WOULD-BE parents in Huddersfield may need to start saving!
The average cost of bringing up a child is now greater than buying a house, according to a new survey conducted among mothers.
Parents typically spend £164,000 on a son or daughter from birth to leaving university, compared with the £151,467 average cost of buying a UK home.
The figure is based on an on-line survey of 3,000 mothers carried out last month.
It was produced by researchers from Woolworths, who said it was a conservative estimate.
It does not take into account holidays, private tuition, private school fees, health insurance or mobile phones.

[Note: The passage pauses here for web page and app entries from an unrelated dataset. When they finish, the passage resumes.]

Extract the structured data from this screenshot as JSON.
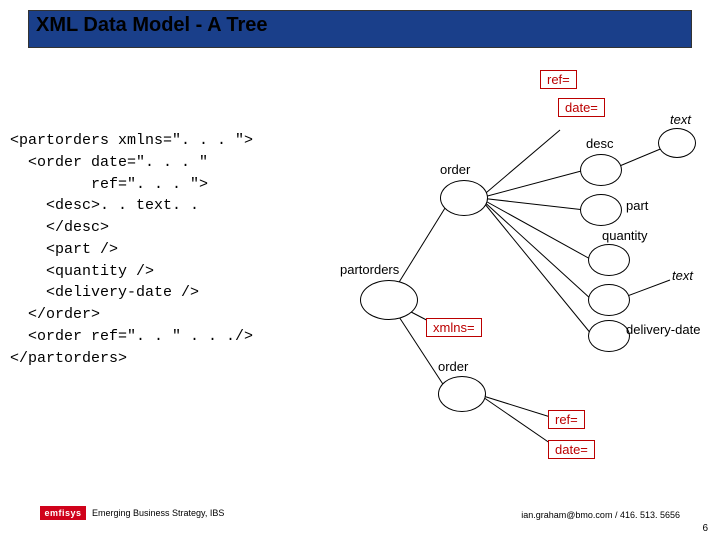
{
  "title": "XML Data Model - A Tree",
  "code_lines": [
    "<partorders xmlns=\". . . \">",
    "  <order date=\". . . \"",
    "         ref=\". . . \">",
    "    <desc>. . text. .",
    "    </desc>",
    "    <part />",
    "    <quantity />",
    "    <delivery-date />",
    "  </order>",
    "  <order ref=\". . \" . . ./>",
    "</partorders>"
  ],
  "nodes": {
    "partorders": "partorders",
    "xmlns": "xmlns=",
    "order1": "order",
    "order2": "order",
    "ref1": "ref=",
    "date1": "date=",
    "ref2": "ref=",
    "date2": "date=",
    "desc": "desc",
    "part": "part",
    "quantity": "quantity",
    "delivery_date": "delivery-date",
    "text1": "text",
    "text2": "text"
  },
  "footer": {
    "logo": "emfisys",
    "org": "Emerging Business Strategy, IBS",
    "contact": "ian.graham@bmo.com / 416. 513. 5656",
    "page": "6"
  }
}
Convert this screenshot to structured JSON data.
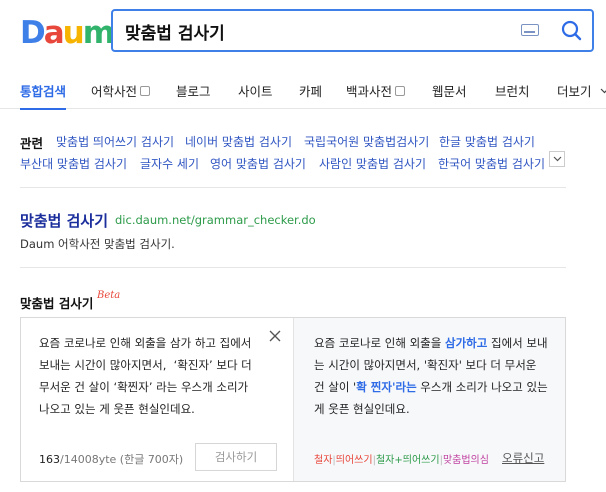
{
  "header": {
    "logo": {
      "d": "D",
      "a": "a",
      "u": "u",
      "m": "m"
    },
    "search_value": "맞춤법 검사기"
  },
  "tabs": [
    {
      "label": "통합검색",
      "active": true
    },
    {
      "label": "어학사전",
      "checkbox": true
    },
    {
      "label": "블로그"
    },
    {
      "label": "사이트"
    },
    {
      "label": "카페"
    },
    {
      "label": "백과사전",
      "checkbox": true
    },
    {
      "label": "웹문서"
    },
    {
      "label": "브런치"
    },
    {
      "label": "더보기"
    }
  ],
  "related": {
    "label": "관련",
    "row1": [
      "맞춤법 띄어쓰기 검사기",
      "네이버 맞춤법 검사기",
      "국립국어원 맞춤법검사기",
      "한글 맞춤법 검사기"
    ],
    "row2": [
      "부산대 맞춤법 검사기",
      "글자수 세기",
      "영어 맞춤법 검사기",
      "사람인 맞춤법 검사기",
      "한국어 맞춤법 검사기"
    ]
  },
  "result": {
    "title": "맞춤법 검사기",
    "url": "dic.daum.net/grammar_checker.do",
    "desc": "Daum 어학사전 맞춤법 검사기."
  },
  "checker": {
    "title": "맞춤법 검사기",
    "beta": "Beta",
    "input_text": "요즘 코로나로 인해 외출을 삼가 하고 집에서 보내는 시간이 많아지면서,  ‘확진자’ 보다 더 무서운 건 살이 ‘확찐자’ 라는 우스개 소리가 나오고 있는 게 웃픈 현실인데요.",
    "count": "163",
    "count_rest": "/14008yte (한글 700자)",
    "check_button": "검사하기",
    "output": {
      "p1": "요즘 코로나로 인해 외출을 ",
      "hl1": "삼가하고",
      "p2": " 집에서 보내는 시간이 많아지면서, '확진자' 보다 더 무서운 건 살이 '",
      "hl2": "확 찐자'라는",
      "p3": " 우스개 소리가 나오고 있는 게 웃픈 현실인데요."
    },
    "legend": {
      "a": "철자",
      "b": "띄어쓰기",
      "c": "철자+띄어쓰기",
      "d": "맞춤법의심"
    },
    "report": "오류신고"
  }
}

But it does include an estimate for the cost of child care, and the rise of "pester power" - including the cost of gadgets, games consoles, TVs and DVD players.
More than one in five of those surveyed admitted that if they had realised how much bringing up children actually cost, it would have put them off wanting one in the first place.

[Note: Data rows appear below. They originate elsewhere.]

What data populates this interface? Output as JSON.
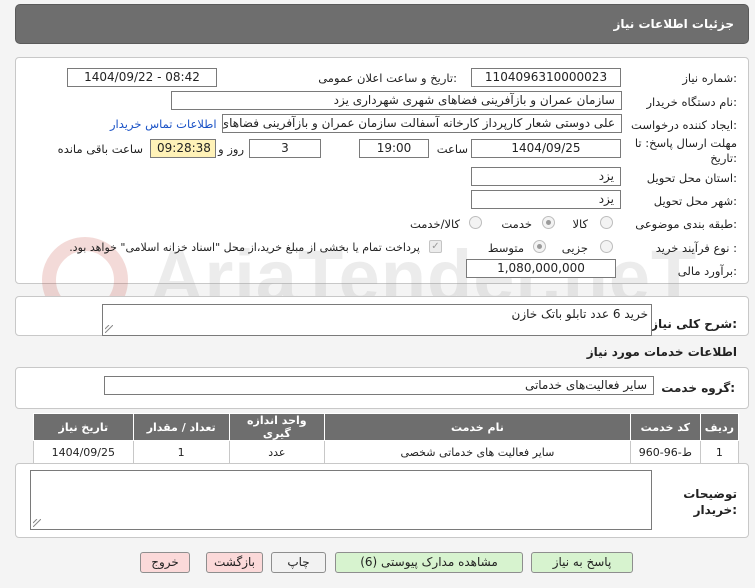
{
  "header": {
    "title": "جزئیات اطلاعات نیاز"
  },
  "form": {
    "need_number_label": "شماره نیاز:",
    "need_number": "1104096310000023",
    "announce_label": "تاریخ و ساعت اعلان عمومی:",
    "announce_value": "1404/09/22 - 08:42",
    "buyer_label": "نام دستگاه خریدار:",
    "buyer_value": "سازمان عمران و بازآفرینی فضاهای شهری شهرداری یزد",
    "creator_label": "ایجاد کننده درخواست:",
    "creator_value": "علی دوستی شعار کارپرداز کارخانه آسفالت سازمان عمران و بازآفرینی فضاهای",
    "contact_link": "اطلاعات تماس خریدار",
    "deadline_label": "مهلت ارسال پاسخ: تا تاریخ:",
    "deadline_date": "1404/09/25",
    "time_label": "ساعت",
    "deadline_time": "19:00",
    "days_value": "3",
    "days_label": "روز و",
    "remaining_time": "09:28:38",
    "remaining_label": "ساعت باقی مانده",
    "province_label": "استان محل تحویل:",
    "province_value": "یزد",
    "city_label": "شهر محل تحویل:",
    "city_value": "یزد",
    "category_label": "طبقه بندی موضوعی:",
    "category_options": [
      "کالا",
      "خدمت",
      "کالا/خدمت"
    ],
    "category_selected": "خدمت",
    "process_label": "نوع فرآیند خرید :",
    "process_options": [
      "جزیی",
      "متوسط"
    ],
    "process_selected": "متوسط",
    "payment_note": "پرداخت تمام یا بخشی از مبلغ خرید،از محل \"اسناد خزانه اسلامی\" خواهد بود.",
    "estimate_label": "برآورد مالی:",
    "estimate_value": "1,080,000,000"
  },
  "summary": {
    "label": "شرح کلی نیاز:",
    "value": "خرید 6 عدد تابلو باتک خازن"
  },
  "services": {
    "section_title": "اطلاعات خدمات مورد نیاز",
    "group_label": "گروه خدمت:",
    "group_value": "سایر فعالیت‌های خدماتی",
    "columns": [
      "ردیف",
      "کد خدمت",
      "نام خدمت",
      "واحد اندازه گیری",
      "تعداد / مقدار",
      "تاریخ نیاز"
    ],
    "rows": [
      [
        "1",
        "ط-96-960",
        "سایر فعالیت های خدماتی شخصی",
        "عدد",
        "1",
        "1404/09/25"
      ]
    ]
  },
  "buyer_notes": {
    "label": "توضیحات خریدار:",
    "value": ""
  },
  "buttons": {
    "reply": "پاسخ به نیاز",
    "view_docs": "مشاهده مدارک پیوستی (6)",
    "print": "چاپ",
    "back": "بازگشت",
    "exit": "خروج"
  },
  "watermark": {
    "text": "AriaTender.neT"
  },
  "colors": {
    "link": "#1a52c6",
    "time_bg": "#fff2b8",
    "header_bg": "#6e6e6e"
  }
}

But the majority - 78% - said that once the baby arrived, money was not so much of a worry.
Nappies were the most expensive single item, according to 39% of those surveyed.
But almost half said the cost of a childminder was the greatest expense they faced in bringing up a family.
A full-time nanny can cost parents £300 or £400 a week in London but considerably less elsewhere, research found.
Even summer holidays are an expensive prospect, with parents expecting to pay more than £300 on average to keep their child safe and amused during the six to eight-week break.
The survey also charts teenagers' increased hankering after designer goods and items. Nearly four out of 10 mothers found teenagers aged between 16 and 19 were the most demanding and costly as the pressure of being "cool" took its toll.
Jo Ledsham, of Woolworths, said: "Children are now dependent on the family for longer and they're living at home for longer.
"The financial burden is large and increases if children go to university or further education.
"Kids are staying at home until their mid-20s and their contributions to the family aren't what you'd expect.
"And finally, even when they do leave home, they're still likely to ask for financial help if they marry."